Records from a collection:
- Opening Delimiter -

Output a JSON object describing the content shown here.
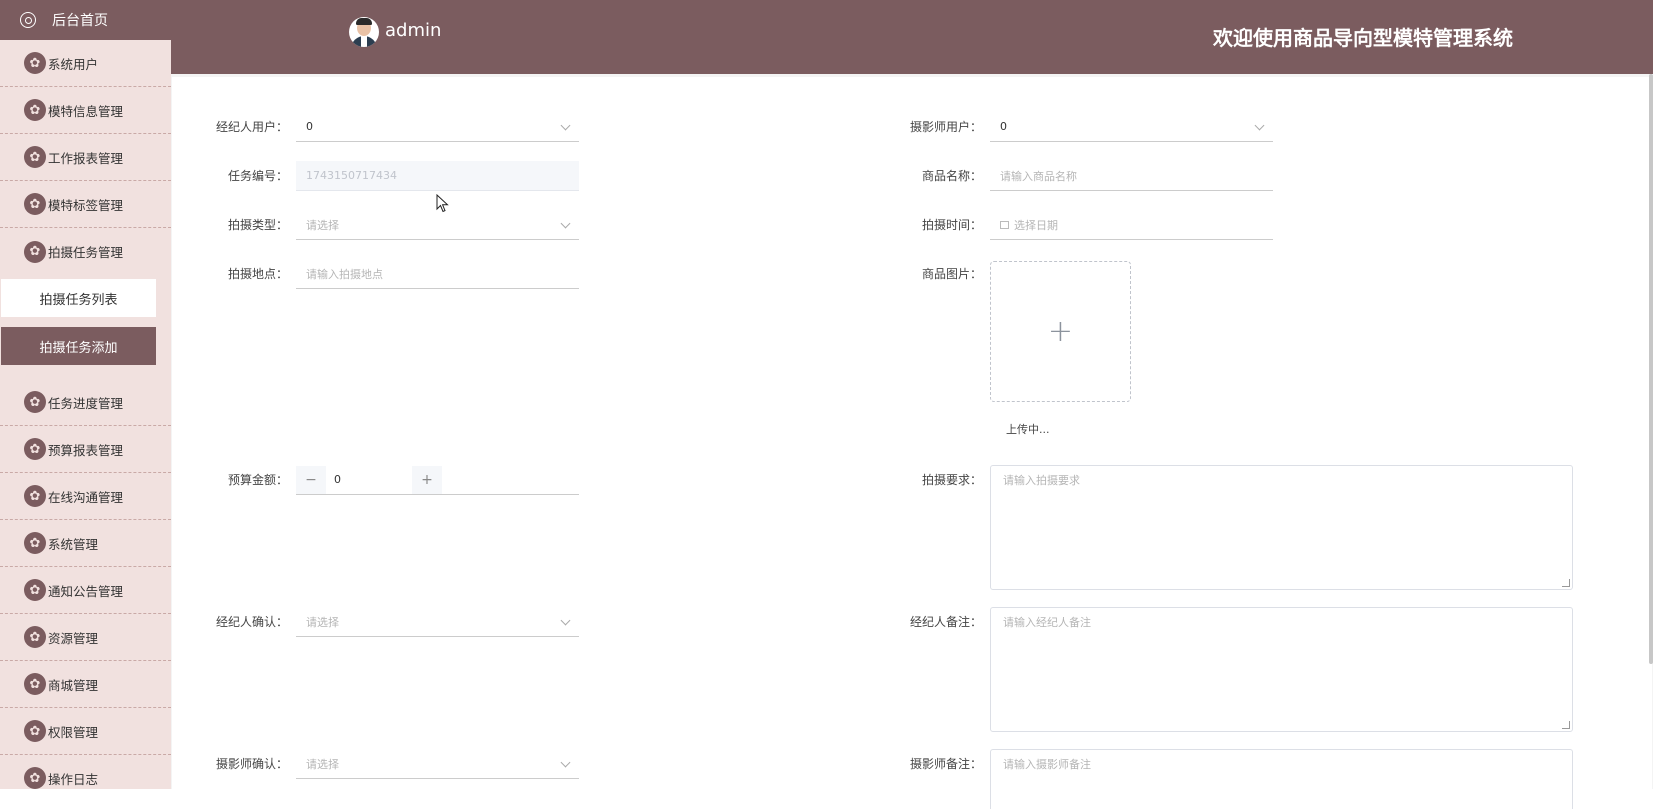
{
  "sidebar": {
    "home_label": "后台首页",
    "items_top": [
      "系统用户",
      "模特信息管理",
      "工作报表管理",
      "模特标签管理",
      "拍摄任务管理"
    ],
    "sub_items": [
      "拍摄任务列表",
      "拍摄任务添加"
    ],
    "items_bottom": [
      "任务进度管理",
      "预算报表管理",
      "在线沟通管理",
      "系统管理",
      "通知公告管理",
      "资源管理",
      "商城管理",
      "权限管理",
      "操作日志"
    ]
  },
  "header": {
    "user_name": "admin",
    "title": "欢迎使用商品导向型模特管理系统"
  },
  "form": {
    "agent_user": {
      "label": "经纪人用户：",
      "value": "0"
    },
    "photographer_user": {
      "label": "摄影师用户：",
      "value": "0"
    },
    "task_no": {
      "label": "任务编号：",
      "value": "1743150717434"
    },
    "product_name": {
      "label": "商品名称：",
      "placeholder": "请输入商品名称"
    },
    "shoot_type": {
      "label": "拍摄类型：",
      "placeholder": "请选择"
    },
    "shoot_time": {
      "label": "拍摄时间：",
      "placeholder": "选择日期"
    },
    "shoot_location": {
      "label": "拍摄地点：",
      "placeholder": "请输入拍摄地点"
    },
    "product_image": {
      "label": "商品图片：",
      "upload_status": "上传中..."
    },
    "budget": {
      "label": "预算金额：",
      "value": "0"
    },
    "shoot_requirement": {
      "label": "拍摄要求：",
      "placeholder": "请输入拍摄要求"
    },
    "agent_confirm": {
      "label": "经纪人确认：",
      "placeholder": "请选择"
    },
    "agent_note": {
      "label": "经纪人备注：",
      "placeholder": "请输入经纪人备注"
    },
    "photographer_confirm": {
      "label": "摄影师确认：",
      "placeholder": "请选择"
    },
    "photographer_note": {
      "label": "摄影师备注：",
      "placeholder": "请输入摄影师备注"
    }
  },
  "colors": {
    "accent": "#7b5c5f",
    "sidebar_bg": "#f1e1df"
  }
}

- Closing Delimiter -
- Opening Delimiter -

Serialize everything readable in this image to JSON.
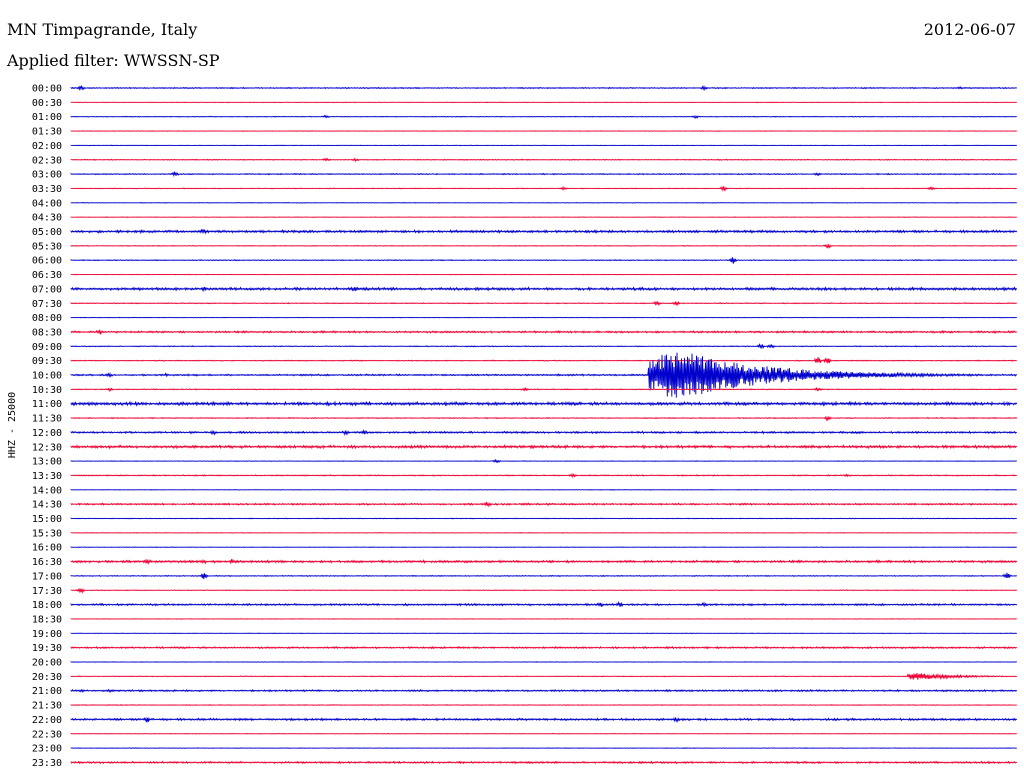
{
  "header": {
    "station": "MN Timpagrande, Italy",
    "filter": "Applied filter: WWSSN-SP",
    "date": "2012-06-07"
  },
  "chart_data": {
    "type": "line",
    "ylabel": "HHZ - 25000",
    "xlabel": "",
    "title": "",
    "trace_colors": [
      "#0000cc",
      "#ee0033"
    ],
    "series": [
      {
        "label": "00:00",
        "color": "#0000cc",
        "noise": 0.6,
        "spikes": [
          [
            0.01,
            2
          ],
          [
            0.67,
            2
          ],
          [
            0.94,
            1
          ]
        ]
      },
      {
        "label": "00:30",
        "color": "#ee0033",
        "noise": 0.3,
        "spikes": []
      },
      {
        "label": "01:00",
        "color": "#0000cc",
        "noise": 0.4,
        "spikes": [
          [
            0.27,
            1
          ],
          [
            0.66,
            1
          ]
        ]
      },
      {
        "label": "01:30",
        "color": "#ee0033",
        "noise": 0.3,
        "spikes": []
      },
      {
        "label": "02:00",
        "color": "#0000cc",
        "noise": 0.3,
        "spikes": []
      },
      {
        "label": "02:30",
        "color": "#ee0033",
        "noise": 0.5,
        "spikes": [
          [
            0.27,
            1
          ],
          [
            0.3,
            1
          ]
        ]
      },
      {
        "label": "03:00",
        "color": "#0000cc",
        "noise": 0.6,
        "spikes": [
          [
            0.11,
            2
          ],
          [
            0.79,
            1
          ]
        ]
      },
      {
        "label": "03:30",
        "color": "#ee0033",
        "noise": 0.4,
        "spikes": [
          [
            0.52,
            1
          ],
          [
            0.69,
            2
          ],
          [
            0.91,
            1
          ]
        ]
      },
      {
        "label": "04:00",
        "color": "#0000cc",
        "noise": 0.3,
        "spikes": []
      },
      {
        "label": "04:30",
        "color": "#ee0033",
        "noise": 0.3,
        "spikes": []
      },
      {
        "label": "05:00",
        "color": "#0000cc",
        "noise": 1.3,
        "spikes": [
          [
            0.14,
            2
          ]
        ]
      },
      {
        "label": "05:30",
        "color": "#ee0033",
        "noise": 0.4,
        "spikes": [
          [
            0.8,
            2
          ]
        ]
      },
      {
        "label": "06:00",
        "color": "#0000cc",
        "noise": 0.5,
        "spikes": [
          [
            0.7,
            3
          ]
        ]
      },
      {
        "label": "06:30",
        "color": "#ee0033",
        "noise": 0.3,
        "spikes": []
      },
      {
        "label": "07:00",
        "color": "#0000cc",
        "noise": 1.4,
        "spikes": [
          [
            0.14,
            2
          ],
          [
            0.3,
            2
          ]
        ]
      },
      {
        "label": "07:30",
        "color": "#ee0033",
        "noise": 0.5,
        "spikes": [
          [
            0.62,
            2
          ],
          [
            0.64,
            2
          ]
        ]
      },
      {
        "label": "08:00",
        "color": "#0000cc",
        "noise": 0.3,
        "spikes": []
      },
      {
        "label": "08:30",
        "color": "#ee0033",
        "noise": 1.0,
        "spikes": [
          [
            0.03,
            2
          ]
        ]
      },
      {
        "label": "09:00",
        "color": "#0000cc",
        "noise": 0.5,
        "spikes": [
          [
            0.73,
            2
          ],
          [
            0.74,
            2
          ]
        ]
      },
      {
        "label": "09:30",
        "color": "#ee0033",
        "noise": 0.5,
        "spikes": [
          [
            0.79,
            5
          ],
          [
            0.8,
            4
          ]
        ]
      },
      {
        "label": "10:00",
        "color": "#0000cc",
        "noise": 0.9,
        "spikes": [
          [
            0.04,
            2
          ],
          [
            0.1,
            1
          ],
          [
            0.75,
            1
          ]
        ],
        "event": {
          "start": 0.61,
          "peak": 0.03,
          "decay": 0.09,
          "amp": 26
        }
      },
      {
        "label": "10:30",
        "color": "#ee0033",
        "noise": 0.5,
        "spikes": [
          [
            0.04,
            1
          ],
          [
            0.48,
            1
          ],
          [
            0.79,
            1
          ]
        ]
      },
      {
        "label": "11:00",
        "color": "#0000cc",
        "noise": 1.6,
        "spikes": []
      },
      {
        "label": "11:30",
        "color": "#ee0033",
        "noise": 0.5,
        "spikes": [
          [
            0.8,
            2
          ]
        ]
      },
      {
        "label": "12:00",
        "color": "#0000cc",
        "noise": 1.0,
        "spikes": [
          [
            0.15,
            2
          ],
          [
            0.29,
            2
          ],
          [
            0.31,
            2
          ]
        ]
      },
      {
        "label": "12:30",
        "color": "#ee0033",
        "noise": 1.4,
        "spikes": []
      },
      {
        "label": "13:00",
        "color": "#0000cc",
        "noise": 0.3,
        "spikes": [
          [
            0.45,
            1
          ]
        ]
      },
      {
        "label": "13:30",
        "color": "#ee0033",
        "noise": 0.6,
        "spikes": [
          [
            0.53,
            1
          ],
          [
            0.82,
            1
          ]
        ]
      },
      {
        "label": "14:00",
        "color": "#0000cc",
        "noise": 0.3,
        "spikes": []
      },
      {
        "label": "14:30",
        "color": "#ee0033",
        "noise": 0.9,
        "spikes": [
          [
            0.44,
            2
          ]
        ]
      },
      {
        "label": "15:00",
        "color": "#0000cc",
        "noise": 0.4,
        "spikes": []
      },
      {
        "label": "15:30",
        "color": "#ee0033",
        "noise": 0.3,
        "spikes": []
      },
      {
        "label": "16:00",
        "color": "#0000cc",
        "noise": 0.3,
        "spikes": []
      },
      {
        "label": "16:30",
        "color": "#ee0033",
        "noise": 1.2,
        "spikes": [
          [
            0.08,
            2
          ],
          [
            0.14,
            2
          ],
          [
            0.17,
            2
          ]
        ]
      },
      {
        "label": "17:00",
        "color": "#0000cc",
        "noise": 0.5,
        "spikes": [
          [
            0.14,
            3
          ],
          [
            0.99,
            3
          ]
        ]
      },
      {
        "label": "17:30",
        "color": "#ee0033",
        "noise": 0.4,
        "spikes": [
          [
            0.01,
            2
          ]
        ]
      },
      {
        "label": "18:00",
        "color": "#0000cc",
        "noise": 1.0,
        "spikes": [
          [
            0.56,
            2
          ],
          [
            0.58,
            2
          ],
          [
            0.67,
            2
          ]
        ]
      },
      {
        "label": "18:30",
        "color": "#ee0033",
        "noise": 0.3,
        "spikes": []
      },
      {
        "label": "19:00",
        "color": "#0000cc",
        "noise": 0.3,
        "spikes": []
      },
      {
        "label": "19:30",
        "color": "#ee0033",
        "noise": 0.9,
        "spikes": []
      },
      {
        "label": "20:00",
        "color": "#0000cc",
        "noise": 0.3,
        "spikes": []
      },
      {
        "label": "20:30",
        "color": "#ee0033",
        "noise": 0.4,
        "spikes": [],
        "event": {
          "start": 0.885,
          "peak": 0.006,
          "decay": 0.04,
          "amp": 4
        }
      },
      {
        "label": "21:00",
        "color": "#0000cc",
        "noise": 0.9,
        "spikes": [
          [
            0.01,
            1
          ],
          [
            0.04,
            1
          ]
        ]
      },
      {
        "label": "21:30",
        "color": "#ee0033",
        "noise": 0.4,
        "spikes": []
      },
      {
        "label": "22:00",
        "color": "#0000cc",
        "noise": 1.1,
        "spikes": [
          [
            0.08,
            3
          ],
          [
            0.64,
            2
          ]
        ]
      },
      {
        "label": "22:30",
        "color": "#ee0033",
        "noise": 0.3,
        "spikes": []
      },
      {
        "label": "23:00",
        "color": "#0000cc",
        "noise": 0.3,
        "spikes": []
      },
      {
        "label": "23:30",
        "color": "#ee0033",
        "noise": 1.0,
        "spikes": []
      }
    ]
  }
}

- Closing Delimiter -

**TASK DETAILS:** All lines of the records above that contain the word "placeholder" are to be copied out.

**TASK RESPONSE:**
      "placeholder": "请输入商品名称"
      "placeholder": "请选择"
      "placeholder": "选择日期"
      "placeholder": "请输入拍摄地点"
      "placeholder": "请输入拍摄要求"
      "placeholder": "请选择"
      "placeholder": "请输入经纪人备注"
      "placeholder": "请选择"
      "placeholder": "请输入摄影师备注"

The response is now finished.